I remeber the "Leckies" job was considered the King's job by most engineers.
My first voyage took me round the world, out through the Suez Canal and Indian Ocean.
We discharged in five major Australian ports then after loading in five New Zealand ports we crossed the Pacific Ocean, calling in at Tahiti then through the Panama Canal.
Back in those days I didn't imagine that I would become a seaman myself.
Back in the 1960s, in the Hartlepools, it was quite common for young men to go away to sea.
Looking after the electrical equipment on board, our maintenance tasks were split into two periods.
My first trip was on the Delphic from Liverpool to NZ, we broke down with cooling water problems about 22 times and the trip took more than 6 weeks.
To work day work and enjoy working on deck in the tropics was just a cruise compared to us watch keeping engineers on 4 hr watches.
I started and finished my sea going period with shaw Saville and remember many an enjoyable time running between Europe and Australia & New Zealand(I now live in Oz since 1966) . N 2-stroke diesel the only problem recurring was scavenge fired and the occassional loss of the govenor.

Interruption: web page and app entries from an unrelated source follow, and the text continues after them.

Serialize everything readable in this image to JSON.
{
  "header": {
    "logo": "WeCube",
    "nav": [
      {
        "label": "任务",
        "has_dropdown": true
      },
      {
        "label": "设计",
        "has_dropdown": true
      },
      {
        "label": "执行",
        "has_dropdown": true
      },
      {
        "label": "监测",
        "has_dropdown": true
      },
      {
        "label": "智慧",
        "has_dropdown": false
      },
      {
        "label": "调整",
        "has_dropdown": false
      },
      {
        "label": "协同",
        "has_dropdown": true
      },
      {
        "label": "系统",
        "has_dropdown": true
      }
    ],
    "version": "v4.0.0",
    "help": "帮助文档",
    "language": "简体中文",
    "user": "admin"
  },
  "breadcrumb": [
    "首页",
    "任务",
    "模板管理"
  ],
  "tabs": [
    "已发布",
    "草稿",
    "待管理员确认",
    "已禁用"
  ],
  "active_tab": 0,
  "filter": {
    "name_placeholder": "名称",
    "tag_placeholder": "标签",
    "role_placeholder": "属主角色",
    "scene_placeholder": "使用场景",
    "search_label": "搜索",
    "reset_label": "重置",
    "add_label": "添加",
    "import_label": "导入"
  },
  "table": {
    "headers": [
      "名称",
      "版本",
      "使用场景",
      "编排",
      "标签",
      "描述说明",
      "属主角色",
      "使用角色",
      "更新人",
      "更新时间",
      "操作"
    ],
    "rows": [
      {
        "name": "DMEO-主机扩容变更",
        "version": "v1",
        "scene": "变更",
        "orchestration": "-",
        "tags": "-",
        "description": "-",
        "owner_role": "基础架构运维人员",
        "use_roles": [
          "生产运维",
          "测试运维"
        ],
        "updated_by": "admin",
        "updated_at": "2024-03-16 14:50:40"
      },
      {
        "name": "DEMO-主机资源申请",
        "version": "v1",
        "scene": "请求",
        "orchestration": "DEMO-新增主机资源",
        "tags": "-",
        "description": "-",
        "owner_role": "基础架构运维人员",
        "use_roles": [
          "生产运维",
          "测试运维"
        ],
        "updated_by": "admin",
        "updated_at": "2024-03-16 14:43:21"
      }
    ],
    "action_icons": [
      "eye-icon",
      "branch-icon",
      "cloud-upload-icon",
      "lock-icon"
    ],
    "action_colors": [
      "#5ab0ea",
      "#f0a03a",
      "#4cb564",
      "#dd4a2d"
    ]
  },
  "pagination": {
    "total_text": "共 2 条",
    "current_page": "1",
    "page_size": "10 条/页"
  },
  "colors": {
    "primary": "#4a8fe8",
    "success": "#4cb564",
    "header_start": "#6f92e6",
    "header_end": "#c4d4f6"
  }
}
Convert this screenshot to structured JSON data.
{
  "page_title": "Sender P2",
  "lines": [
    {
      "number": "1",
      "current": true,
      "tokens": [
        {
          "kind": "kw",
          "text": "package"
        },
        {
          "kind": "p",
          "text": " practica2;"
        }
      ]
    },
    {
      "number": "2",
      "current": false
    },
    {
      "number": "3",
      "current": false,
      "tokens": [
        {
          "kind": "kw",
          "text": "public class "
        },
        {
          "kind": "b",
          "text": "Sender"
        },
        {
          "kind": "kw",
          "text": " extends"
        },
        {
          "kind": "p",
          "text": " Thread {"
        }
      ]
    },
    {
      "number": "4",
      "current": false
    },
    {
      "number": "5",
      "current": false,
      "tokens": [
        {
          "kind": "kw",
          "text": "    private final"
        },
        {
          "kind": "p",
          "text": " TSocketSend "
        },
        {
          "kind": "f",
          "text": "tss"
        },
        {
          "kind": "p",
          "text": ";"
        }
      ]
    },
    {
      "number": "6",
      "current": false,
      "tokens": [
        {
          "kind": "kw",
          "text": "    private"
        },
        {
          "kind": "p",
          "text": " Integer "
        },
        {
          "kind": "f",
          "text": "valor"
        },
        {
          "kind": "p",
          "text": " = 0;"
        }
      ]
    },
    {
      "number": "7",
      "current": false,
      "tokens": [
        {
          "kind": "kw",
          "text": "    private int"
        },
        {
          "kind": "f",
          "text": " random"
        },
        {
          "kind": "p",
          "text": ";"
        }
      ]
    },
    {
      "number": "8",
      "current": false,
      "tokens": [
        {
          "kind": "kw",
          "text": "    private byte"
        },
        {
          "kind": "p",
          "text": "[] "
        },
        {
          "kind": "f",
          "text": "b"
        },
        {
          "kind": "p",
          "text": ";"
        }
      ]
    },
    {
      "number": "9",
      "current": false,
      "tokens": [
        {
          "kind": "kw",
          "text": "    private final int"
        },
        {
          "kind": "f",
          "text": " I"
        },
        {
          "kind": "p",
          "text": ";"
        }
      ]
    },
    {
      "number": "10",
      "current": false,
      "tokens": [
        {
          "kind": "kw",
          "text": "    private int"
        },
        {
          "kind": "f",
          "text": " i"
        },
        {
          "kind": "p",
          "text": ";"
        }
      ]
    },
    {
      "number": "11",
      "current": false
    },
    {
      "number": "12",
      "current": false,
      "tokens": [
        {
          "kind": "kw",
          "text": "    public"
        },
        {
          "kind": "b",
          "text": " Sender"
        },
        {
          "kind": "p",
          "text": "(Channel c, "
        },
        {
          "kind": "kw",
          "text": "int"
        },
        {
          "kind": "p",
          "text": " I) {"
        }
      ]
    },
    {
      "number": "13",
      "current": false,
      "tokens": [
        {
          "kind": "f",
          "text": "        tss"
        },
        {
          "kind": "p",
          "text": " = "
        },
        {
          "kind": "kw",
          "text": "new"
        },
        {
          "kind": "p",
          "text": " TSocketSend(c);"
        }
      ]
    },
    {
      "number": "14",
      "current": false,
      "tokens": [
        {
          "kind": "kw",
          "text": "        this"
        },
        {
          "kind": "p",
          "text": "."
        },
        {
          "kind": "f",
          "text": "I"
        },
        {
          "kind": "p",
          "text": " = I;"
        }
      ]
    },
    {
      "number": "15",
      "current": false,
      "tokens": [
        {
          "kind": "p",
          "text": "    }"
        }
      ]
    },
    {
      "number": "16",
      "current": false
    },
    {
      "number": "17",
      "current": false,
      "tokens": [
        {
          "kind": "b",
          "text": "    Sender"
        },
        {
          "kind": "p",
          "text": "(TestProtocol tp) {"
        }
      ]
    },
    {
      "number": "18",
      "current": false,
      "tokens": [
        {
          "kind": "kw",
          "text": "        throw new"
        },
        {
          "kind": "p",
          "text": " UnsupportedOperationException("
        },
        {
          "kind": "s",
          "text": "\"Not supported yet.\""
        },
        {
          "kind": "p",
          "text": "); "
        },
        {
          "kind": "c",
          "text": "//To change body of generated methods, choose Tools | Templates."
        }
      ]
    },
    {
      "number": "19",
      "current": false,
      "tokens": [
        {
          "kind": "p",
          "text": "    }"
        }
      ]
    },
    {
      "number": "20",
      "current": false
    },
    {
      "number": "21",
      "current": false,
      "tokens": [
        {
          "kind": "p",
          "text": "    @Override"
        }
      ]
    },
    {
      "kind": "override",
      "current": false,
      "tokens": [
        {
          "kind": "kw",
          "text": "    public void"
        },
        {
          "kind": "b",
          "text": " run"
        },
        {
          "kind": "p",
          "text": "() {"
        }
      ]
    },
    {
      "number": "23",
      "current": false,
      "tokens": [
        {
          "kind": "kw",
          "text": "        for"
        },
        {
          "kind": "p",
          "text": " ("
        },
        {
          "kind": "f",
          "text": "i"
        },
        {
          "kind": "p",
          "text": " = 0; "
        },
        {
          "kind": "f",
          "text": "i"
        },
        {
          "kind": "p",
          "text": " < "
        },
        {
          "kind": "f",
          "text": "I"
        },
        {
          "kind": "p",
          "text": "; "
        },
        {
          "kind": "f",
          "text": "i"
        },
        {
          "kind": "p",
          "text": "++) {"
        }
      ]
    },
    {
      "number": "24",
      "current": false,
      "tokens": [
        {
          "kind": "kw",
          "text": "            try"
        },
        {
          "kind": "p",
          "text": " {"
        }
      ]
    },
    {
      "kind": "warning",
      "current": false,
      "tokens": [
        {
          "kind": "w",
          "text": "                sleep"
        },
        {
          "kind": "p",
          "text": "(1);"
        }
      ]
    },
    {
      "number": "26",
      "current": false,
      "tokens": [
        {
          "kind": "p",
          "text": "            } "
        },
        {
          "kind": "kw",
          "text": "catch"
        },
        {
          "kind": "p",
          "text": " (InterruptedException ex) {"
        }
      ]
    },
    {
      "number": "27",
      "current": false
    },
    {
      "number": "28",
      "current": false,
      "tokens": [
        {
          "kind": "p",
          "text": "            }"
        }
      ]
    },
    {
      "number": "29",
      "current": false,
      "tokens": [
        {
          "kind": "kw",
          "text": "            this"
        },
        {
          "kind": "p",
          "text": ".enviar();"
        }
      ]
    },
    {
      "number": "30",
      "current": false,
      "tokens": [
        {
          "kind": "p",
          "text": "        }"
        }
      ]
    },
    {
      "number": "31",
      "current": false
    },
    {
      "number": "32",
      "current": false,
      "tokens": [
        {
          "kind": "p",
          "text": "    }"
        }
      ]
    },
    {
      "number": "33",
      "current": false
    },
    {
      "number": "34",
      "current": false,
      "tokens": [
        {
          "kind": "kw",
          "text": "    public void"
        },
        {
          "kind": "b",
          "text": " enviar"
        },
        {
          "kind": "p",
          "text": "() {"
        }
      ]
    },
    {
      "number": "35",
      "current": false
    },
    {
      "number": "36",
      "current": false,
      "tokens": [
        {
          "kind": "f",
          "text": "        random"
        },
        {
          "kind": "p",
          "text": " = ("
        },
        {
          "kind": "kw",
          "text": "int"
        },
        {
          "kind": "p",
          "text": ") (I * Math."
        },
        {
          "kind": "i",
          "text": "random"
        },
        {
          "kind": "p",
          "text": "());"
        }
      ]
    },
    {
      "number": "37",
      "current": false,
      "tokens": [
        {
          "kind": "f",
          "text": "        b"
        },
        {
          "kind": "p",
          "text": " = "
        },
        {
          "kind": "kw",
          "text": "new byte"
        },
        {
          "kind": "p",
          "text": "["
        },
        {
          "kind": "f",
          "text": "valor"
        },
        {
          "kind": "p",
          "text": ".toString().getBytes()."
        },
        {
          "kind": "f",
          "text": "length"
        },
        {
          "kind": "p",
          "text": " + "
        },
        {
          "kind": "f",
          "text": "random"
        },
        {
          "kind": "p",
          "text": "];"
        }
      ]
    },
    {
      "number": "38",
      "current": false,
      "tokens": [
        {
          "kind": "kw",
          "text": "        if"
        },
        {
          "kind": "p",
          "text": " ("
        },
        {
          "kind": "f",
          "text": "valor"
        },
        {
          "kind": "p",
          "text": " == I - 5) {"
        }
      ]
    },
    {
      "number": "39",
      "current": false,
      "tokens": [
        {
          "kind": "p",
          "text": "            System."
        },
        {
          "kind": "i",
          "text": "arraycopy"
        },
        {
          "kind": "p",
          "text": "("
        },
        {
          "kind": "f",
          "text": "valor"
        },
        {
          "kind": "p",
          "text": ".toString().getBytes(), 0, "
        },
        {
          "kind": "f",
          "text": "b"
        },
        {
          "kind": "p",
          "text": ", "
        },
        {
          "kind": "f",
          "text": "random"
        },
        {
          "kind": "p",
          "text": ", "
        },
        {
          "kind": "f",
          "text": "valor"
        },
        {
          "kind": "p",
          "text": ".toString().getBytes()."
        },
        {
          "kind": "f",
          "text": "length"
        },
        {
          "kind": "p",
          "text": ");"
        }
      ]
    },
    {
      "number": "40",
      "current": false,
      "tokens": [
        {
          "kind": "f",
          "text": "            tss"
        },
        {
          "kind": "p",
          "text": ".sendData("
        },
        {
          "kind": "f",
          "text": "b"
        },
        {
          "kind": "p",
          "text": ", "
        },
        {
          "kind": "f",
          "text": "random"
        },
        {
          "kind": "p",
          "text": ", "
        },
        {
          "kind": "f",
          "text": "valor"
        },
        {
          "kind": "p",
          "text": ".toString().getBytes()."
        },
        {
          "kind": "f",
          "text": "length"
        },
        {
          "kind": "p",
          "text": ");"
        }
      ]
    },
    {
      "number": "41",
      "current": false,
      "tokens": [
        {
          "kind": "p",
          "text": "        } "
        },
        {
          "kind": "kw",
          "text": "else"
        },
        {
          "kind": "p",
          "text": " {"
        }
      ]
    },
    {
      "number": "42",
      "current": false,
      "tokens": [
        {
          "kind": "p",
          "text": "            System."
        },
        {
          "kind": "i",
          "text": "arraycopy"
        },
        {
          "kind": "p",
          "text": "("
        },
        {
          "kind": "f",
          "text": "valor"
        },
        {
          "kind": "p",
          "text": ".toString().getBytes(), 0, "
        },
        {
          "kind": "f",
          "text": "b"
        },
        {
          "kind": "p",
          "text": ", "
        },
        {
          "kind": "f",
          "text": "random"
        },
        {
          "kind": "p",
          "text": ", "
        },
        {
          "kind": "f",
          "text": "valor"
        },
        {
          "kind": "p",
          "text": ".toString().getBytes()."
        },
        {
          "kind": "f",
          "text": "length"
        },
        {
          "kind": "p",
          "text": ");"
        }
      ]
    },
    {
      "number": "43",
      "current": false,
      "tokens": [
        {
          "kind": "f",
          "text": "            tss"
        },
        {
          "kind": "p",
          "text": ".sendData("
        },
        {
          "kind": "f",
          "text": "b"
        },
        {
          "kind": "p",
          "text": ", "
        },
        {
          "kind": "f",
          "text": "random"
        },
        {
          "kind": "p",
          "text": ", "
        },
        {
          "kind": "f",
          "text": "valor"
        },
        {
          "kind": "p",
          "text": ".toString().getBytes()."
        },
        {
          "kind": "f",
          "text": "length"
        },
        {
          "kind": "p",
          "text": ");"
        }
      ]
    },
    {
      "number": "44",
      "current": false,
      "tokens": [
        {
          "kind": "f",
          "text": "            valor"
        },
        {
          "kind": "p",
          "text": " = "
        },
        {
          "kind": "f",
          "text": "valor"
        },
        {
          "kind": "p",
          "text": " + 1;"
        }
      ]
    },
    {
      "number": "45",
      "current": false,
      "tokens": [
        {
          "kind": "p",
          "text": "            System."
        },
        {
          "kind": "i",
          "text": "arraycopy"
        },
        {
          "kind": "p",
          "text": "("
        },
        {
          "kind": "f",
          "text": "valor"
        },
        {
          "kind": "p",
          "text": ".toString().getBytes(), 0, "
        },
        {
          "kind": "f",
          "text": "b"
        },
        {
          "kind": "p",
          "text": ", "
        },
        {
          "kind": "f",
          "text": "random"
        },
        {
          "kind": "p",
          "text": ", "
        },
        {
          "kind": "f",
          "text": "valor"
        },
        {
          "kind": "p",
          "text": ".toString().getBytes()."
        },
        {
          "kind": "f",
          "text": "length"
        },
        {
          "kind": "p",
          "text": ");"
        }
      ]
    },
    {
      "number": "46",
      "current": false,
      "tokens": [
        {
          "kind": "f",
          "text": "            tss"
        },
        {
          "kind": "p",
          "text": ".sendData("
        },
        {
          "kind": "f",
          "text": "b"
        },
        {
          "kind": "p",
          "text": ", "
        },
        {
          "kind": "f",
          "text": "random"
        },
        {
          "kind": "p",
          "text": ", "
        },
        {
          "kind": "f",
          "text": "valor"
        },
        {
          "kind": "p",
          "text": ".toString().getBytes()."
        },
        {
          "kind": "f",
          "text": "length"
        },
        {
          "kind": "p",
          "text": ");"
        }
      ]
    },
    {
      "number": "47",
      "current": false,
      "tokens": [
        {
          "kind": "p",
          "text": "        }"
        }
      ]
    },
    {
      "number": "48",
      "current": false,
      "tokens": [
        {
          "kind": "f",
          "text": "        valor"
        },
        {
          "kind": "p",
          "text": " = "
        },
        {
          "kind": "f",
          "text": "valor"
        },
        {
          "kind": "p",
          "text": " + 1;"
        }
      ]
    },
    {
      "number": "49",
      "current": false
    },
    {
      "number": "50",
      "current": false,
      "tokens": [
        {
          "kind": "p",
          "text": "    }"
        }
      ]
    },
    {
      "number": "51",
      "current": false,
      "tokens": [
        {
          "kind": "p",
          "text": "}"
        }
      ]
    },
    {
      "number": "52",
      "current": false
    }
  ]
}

Our time in port was spent maintaining the engine room equipment, which had been running for twenty-four hours a day and often for many weeks non-stop.
At sea the engineers worked a three watch system made up of four hours on and eight hours off. Occassionally at sea, major engine breakdowns occurred.